--- GIVEN ENTRIES ---
-------

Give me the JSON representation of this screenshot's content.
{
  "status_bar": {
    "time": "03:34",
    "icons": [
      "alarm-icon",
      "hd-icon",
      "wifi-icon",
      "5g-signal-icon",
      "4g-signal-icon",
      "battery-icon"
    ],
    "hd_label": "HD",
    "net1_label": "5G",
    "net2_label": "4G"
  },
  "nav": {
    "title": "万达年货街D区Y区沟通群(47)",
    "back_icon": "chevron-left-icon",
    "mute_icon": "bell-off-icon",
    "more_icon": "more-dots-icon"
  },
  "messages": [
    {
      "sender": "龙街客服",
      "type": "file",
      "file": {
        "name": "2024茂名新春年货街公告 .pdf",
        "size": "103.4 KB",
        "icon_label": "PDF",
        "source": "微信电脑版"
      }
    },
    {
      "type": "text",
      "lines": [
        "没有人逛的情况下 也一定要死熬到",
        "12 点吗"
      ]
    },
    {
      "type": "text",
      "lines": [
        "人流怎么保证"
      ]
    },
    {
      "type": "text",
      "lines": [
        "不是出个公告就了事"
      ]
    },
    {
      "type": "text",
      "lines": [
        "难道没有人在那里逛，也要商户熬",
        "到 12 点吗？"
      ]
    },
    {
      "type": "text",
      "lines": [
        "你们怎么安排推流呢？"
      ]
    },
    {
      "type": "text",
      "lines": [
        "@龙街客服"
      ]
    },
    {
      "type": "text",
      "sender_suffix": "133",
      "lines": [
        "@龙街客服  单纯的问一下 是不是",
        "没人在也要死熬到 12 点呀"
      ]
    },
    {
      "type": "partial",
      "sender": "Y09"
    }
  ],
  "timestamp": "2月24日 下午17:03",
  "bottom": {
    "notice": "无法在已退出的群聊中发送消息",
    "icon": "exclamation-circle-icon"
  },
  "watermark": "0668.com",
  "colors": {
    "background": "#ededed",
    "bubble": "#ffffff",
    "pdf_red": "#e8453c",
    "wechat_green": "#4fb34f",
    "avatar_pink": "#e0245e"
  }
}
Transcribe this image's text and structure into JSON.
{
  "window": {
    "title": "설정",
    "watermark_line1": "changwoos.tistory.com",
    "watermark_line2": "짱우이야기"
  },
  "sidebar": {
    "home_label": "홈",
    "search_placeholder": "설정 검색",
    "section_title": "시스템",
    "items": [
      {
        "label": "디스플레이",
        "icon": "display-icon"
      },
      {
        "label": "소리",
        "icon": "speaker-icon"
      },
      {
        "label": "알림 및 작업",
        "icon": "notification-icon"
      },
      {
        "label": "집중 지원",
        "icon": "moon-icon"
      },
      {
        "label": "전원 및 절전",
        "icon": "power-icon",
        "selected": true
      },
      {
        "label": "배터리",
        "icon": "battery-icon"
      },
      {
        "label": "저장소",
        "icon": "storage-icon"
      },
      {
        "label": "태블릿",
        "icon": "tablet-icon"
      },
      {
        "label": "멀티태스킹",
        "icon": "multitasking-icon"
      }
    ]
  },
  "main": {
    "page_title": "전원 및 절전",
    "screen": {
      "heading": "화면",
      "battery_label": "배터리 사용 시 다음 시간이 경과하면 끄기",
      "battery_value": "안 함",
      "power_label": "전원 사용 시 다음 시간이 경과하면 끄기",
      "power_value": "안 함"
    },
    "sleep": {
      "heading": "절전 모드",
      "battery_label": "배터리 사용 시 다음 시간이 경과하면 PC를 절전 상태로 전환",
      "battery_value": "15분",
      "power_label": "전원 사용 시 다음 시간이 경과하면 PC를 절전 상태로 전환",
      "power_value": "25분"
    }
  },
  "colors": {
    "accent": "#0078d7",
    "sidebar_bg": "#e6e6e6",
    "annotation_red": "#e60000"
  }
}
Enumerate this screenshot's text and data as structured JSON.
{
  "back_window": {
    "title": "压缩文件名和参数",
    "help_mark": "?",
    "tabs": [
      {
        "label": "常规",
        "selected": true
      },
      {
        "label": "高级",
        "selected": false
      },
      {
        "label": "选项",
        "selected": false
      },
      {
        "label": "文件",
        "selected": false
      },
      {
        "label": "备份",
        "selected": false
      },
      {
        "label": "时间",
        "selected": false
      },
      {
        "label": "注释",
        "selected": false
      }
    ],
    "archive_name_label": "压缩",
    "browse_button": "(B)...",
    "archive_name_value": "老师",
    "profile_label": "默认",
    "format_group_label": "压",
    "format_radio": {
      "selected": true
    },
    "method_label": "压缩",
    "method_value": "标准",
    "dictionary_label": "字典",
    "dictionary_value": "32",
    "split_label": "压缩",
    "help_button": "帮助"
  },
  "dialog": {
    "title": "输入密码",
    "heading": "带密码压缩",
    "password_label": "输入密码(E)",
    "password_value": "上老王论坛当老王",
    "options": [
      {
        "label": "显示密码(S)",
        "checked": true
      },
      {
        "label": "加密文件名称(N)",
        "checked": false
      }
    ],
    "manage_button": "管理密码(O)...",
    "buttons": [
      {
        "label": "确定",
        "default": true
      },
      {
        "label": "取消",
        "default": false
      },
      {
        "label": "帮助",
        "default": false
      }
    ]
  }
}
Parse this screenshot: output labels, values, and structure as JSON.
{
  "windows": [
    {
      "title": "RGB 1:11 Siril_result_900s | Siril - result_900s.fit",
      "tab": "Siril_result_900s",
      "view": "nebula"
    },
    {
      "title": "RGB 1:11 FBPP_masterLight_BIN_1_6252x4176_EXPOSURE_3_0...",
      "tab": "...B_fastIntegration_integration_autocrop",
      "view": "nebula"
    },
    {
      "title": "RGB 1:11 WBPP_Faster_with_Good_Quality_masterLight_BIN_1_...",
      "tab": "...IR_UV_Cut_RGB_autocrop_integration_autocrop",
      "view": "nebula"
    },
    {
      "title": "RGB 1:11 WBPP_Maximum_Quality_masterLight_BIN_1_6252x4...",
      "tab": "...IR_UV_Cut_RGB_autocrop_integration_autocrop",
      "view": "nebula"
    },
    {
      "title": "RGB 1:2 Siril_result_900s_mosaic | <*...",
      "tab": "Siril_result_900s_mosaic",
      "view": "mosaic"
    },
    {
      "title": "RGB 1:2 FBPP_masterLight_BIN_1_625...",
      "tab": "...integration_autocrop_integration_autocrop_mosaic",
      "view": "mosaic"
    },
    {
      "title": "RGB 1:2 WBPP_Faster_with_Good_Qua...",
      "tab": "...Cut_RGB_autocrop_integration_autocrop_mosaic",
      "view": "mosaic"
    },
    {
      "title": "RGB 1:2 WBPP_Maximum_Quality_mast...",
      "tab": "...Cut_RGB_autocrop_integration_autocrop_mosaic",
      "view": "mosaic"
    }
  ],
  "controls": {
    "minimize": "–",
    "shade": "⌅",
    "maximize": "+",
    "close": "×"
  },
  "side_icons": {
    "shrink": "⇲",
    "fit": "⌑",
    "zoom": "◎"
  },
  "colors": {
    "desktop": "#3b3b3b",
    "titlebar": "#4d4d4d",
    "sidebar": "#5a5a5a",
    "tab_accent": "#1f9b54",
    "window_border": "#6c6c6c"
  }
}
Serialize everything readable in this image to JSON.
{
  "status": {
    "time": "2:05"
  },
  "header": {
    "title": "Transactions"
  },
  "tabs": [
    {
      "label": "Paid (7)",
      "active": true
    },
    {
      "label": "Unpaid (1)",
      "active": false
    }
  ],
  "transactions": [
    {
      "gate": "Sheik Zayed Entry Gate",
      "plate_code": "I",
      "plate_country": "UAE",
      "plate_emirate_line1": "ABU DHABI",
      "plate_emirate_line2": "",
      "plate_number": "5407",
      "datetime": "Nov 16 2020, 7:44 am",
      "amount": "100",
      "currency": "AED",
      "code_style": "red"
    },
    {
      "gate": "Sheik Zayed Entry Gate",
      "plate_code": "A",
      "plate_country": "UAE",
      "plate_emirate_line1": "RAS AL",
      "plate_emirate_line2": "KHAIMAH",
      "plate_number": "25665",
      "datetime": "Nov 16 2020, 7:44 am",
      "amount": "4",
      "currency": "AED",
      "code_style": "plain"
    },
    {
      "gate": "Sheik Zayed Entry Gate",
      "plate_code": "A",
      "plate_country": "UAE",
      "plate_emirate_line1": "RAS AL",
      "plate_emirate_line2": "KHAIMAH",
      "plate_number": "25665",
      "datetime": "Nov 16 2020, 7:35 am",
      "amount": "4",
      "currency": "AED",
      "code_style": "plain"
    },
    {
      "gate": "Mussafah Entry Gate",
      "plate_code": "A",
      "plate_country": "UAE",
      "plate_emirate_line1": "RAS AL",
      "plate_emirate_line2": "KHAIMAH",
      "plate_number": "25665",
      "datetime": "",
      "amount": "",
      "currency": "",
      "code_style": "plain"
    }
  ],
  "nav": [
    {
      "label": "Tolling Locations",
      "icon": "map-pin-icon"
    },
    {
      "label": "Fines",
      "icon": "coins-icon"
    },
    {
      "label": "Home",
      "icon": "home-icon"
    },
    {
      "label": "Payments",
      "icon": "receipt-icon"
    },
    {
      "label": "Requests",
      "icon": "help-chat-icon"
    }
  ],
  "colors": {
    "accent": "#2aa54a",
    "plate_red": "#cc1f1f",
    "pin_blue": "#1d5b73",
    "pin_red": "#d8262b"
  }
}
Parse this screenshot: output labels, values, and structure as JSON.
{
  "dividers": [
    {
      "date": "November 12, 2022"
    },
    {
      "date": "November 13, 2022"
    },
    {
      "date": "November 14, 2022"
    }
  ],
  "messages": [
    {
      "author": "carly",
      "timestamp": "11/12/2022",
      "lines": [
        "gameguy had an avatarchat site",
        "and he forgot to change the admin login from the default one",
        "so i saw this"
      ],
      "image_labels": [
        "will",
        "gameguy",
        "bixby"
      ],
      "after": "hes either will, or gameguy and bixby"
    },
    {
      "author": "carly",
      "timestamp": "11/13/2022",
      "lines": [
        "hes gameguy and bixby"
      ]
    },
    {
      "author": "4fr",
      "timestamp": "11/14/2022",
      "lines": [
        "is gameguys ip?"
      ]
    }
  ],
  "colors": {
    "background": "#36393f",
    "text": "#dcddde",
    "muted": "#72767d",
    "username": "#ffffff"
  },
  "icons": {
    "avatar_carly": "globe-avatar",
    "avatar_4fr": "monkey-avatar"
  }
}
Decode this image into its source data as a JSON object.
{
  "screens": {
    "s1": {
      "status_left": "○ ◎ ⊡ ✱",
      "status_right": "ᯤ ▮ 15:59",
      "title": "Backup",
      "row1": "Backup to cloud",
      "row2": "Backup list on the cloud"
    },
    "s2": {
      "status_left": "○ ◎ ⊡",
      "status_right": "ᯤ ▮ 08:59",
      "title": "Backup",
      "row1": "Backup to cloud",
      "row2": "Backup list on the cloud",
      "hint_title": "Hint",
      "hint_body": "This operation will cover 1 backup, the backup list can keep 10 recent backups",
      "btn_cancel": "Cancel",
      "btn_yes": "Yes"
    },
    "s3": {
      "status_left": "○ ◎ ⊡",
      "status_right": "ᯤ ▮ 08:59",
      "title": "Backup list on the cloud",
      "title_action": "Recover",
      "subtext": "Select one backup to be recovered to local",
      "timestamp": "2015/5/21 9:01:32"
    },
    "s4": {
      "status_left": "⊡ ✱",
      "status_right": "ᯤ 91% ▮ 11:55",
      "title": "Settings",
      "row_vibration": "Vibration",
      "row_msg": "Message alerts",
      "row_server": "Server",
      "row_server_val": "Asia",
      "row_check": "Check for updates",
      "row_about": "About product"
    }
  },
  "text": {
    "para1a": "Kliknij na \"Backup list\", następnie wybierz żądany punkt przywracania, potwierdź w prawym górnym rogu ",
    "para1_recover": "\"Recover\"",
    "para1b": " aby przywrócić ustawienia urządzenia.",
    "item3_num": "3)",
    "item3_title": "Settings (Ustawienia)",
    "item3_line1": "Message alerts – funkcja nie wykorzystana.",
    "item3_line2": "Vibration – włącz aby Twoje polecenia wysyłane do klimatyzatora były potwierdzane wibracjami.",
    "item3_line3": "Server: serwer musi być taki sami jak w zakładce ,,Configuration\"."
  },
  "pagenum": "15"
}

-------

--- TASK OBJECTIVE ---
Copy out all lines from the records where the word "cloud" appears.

--- RESPONSE AREA ---
      "row1": "Backup to cloud",
      "row2": "Backup list on the cloud"
      "row1": "Backup to cloud",
      "row2": "Backup list on the cloud",
      "title": "Backup list on the cloud",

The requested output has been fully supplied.